#### EXERCISE OBJECTIVE
Could you return every line of the material that contains the word "brand"?

#### SOURCE RECORDS
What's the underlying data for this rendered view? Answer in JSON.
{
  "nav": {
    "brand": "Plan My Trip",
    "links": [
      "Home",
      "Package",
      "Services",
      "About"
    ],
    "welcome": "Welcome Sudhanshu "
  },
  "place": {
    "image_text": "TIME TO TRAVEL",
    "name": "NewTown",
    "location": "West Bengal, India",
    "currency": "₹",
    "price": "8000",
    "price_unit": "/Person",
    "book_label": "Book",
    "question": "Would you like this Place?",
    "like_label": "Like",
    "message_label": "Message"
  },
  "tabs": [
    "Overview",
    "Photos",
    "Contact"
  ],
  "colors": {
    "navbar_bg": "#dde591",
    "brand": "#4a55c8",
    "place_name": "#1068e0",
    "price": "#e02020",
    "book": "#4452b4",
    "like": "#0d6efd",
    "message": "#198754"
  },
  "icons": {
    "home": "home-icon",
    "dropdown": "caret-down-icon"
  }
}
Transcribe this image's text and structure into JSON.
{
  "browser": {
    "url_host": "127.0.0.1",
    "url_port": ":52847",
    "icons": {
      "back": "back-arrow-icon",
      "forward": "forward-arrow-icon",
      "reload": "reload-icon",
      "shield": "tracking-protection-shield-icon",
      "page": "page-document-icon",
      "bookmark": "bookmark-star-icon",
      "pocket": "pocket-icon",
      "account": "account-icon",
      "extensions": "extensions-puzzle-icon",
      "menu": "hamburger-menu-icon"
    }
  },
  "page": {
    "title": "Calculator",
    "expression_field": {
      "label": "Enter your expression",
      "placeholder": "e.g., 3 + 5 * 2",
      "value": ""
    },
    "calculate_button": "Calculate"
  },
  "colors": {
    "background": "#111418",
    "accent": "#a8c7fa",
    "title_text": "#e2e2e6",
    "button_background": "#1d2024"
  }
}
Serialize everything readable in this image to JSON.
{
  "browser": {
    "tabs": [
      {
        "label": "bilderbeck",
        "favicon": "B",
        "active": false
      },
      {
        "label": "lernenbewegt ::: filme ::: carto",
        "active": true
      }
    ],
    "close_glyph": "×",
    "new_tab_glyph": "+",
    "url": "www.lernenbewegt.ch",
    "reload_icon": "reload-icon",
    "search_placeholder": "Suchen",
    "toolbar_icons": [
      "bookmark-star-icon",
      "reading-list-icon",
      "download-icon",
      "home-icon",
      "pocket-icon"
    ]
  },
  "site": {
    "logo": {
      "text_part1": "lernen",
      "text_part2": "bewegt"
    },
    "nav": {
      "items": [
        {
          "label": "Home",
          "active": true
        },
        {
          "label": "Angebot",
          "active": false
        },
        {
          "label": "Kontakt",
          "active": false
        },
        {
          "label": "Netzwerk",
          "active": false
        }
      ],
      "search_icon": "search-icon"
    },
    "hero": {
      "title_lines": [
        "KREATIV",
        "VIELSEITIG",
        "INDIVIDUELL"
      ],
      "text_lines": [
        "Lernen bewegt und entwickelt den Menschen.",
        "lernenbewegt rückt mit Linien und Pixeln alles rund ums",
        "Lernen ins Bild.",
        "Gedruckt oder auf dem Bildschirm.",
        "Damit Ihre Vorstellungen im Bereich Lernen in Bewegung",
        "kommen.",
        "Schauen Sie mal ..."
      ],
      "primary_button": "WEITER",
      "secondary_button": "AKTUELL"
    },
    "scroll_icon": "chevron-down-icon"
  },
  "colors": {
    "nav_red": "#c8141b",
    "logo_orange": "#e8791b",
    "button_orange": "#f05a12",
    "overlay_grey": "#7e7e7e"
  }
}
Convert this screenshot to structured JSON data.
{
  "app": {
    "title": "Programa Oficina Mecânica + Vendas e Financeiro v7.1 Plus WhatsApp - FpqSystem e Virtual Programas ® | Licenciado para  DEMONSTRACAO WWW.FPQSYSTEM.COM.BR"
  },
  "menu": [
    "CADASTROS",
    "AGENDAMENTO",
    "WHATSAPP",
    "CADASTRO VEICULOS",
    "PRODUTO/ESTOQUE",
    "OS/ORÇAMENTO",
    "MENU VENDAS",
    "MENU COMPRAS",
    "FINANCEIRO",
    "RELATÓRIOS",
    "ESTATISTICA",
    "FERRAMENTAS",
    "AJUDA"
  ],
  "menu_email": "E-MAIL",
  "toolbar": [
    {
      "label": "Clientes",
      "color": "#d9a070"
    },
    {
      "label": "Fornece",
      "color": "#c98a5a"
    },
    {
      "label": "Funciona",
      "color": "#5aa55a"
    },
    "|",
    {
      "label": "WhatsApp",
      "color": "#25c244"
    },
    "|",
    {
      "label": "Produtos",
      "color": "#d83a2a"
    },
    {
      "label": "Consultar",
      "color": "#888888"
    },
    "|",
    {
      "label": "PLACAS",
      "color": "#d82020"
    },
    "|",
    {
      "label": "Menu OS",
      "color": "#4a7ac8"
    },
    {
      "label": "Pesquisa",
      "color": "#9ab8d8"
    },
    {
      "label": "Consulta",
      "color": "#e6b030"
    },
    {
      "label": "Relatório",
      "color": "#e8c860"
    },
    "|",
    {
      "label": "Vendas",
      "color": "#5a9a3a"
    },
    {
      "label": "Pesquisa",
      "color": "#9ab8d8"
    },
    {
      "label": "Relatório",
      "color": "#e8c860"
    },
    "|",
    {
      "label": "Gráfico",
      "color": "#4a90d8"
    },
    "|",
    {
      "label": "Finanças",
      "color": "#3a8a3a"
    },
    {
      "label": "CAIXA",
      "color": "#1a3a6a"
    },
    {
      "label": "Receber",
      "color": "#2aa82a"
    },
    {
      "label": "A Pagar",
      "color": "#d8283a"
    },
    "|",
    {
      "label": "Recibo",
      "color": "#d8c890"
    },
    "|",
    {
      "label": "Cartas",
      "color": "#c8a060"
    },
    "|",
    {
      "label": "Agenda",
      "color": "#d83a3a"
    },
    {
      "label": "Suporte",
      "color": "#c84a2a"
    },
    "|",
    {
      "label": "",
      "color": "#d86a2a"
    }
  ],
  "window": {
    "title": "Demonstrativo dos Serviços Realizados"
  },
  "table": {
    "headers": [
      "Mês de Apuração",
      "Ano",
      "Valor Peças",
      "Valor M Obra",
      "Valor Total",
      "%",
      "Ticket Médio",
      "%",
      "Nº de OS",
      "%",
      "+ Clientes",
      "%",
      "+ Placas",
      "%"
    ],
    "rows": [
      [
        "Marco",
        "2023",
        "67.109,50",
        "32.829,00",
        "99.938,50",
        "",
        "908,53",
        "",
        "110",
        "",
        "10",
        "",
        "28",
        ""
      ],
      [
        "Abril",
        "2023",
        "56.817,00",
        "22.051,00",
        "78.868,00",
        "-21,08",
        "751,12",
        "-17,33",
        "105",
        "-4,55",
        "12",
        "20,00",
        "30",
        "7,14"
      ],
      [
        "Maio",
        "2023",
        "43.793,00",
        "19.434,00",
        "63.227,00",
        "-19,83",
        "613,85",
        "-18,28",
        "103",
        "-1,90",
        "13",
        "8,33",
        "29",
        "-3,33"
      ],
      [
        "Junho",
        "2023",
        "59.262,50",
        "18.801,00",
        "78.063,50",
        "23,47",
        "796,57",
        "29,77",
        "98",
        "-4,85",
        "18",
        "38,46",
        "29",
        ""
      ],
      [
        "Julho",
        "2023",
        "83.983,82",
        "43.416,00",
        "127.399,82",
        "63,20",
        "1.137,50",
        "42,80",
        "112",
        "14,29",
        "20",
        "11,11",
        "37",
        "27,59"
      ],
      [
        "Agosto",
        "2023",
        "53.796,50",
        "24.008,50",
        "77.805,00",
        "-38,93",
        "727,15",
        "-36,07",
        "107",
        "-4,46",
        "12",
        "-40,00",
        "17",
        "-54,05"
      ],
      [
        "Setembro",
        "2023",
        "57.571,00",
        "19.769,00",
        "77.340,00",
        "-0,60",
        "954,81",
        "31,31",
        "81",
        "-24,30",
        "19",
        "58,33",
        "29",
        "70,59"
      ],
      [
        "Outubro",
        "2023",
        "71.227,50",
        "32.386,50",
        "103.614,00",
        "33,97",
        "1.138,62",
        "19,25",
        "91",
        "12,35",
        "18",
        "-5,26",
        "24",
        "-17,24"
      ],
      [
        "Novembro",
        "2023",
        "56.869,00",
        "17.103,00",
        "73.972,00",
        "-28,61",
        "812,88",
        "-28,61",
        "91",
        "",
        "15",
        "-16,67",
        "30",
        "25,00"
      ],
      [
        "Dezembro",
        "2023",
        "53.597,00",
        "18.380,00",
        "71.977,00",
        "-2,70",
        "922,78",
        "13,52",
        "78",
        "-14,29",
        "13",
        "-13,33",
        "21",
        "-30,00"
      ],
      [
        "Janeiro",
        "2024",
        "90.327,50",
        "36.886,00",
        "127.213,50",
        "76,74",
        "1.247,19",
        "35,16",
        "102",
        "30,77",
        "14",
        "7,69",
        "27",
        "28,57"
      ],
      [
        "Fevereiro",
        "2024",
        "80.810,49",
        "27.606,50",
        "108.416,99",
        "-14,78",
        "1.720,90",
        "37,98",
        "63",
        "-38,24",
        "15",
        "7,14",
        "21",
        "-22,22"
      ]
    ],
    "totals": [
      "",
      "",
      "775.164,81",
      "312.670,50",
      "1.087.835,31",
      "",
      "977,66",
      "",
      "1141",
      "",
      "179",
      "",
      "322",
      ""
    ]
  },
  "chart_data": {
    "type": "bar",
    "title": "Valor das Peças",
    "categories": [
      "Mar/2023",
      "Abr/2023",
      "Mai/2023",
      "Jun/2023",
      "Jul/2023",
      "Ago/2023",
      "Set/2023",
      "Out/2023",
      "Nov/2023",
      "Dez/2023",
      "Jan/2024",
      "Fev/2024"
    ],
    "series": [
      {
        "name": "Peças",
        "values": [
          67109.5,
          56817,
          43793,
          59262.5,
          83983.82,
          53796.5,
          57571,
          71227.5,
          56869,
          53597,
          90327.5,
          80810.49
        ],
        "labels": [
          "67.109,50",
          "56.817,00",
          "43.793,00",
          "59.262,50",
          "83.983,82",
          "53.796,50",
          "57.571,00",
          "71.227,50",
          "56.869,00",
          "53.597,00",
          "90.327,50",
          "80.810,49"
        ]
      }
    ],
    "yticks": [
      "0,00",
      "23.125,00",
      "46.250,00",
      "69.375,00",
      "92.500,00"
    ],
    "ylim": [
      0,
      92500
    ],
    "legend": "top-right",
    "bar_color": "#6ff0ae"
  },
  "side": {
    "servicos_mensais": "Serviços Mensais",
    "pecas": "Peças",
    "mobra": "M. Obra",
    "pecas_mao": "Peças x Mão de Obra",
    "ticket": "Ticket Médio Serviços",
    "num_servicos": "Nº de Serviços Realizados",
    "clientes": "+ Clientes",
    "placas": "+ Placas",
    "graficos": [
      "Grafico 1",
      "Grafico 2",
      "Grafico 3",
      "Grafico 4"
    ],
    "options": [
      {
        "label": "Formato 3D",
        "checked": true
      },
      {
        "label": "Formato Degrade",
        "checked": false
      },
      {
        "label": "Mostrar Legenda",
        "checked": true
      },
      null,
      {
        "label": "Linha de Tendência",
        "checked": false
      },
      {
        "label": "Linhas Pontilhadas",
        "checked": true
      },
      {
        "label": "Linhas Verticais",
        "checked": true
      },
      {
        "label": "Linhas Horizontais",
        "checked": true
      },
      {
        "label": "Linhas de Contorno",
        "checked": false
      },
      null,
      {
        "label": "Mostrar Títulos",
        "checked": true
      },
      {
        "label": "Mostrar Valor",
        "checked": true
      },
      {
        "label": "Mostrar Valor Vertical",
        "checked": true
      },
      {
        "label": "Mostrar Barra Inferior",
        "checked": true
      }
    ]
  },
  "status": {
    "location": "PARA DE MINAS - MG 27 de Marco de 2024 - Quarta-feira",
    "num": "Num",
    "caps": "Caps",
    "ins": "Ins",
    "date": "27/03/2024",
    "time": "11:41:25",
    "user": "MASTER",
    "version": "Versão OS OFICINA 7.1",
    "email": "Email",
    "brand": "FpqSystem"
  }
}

#### EXERCISE ANSWER
    "brand": "Plan My Trip",
    "brand": "#4a55c8",
    "brand": "FpqSystem"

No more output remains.